Life insurance is confusing, complex, and somewhat intimidating for most of us. How much do we need? How long do we need it for? What kind of policy do we need? For most new life insurance buyers, a term policy is a great place to start.
What is Term Life Insurance?
A term policy is insurance that you buy for a pre-determined, pre-defined number of years. The most common policies are written in 10-year, 15-year, and 20-year terms, although some insurance companies will write custom term policies.
No matter how long the policy lasts, the death benefit of the policy remains the same throughout its term. The death benefit is the amount of money paid out if the insured dies during the life of the policy. Some insurance companies will only issue policies with a minimum of $100,000 in death benefit, while others will write policies for smaller amounts.
Let’s use an example. Joe is 25, and he bought a 10-year term life insurance policy on March 31, 2013. On March 31, 2023, Joe’s policy will expire. If Joe dies during the life of the policy, his beneficiaries will receive $100,000. Simple, right?
With term insurance, you pay a set amount of money every month to keep the policy alive. This amount is called a premium. As long as you pay the premium, your policy is active. Quit paying the premium and your policy is terminated by the issuing company.
Your premium amount is determined by a number of factors. When you apply for a new policy, you will be given a rating class. Your rating class depends on your age, health, family history, and other factors. Basically, your insurance company will determine the likelihood of you dying within the time frame of your policy, leaving them with a payout to your designated beneficiaries.
The higher the rating class, the lower your premium. This is one area where it definitely pays to be young and healthy.
Your premium amount is also affected by the length of the policy. A 10-year term policy is typically cheaper than a 20-year. That’s because an insurance company is on the hook for a payout longer with a 20-year policy. Also, your chances of dying are higher in 20 years than they are in 10.
Let’s look at Joe’s policy again. Joe is young, exercises regularly, and has no diagnosed health conditions or concerns. His parents are both alive and â€“ while they are fighting the regular aches and pains of aging â€“ they are healthy. As a result, Joe receives the highest rating class available. Because he has a 10-year term policy, his monthly premium is very affordable.
The Pros and Cons of Term Life Insurance
The great thing about term insurance is that the premium remains the same throughout the life of the policy. Take Joe, for instance. He doesn’t know it now, but in 5 years he will develop high cholesterol and start fighting a bit of stomach spread. His health isn’t optimal like it was when the policy was issued. However, he will still pay the premium amount that was determined when he was 25 and in great shape.
The downside of term life insurance is its use it or lose it nature. A policyholder could pay on term insurance for the entire life of the policy and never see a return on that money. However, at any time a policy holder can convert term life insurance to permanent life insurance, usually taking advantage of the rating class that was given when the term policy was first issued.

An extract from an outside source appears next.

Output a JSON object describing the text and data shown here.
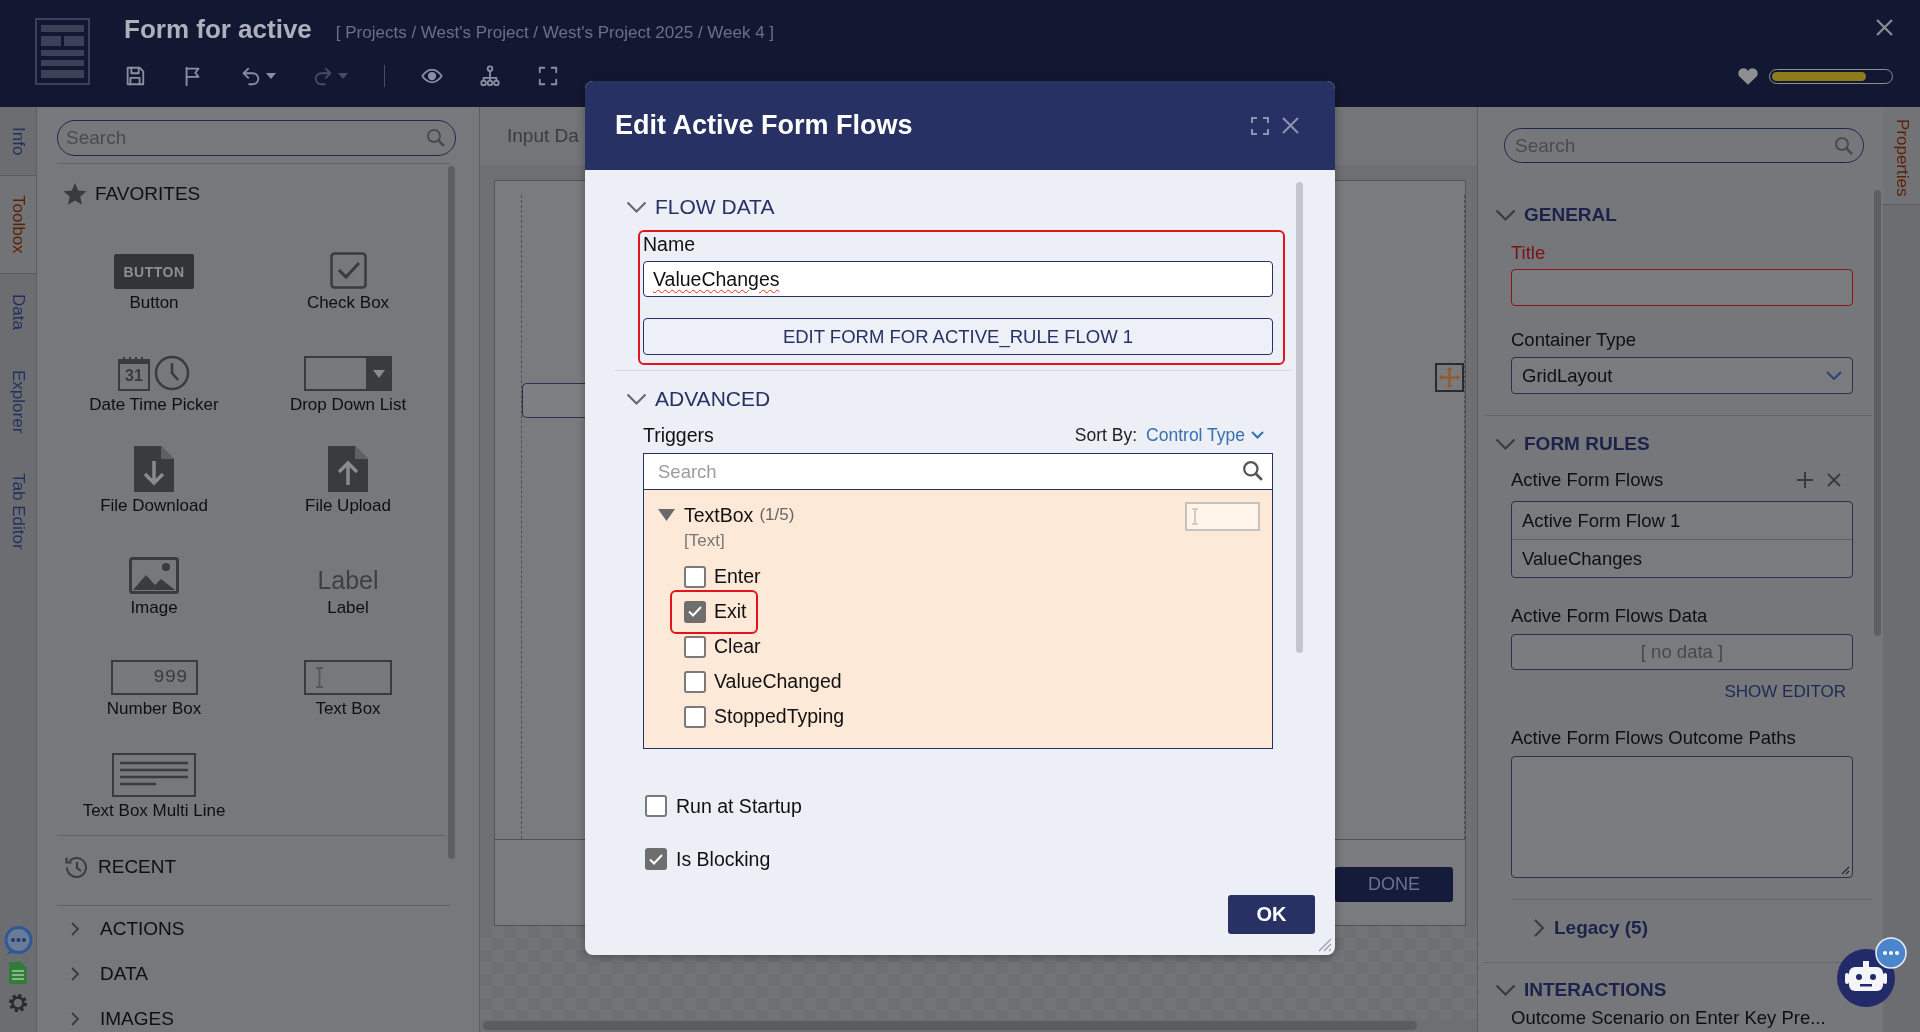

In the world of life insurance, term policies are usually the most straightforward and easiest to set up. They work for everyone, and are ideal for individuals who are looking for an affordable way to get started with life insurance.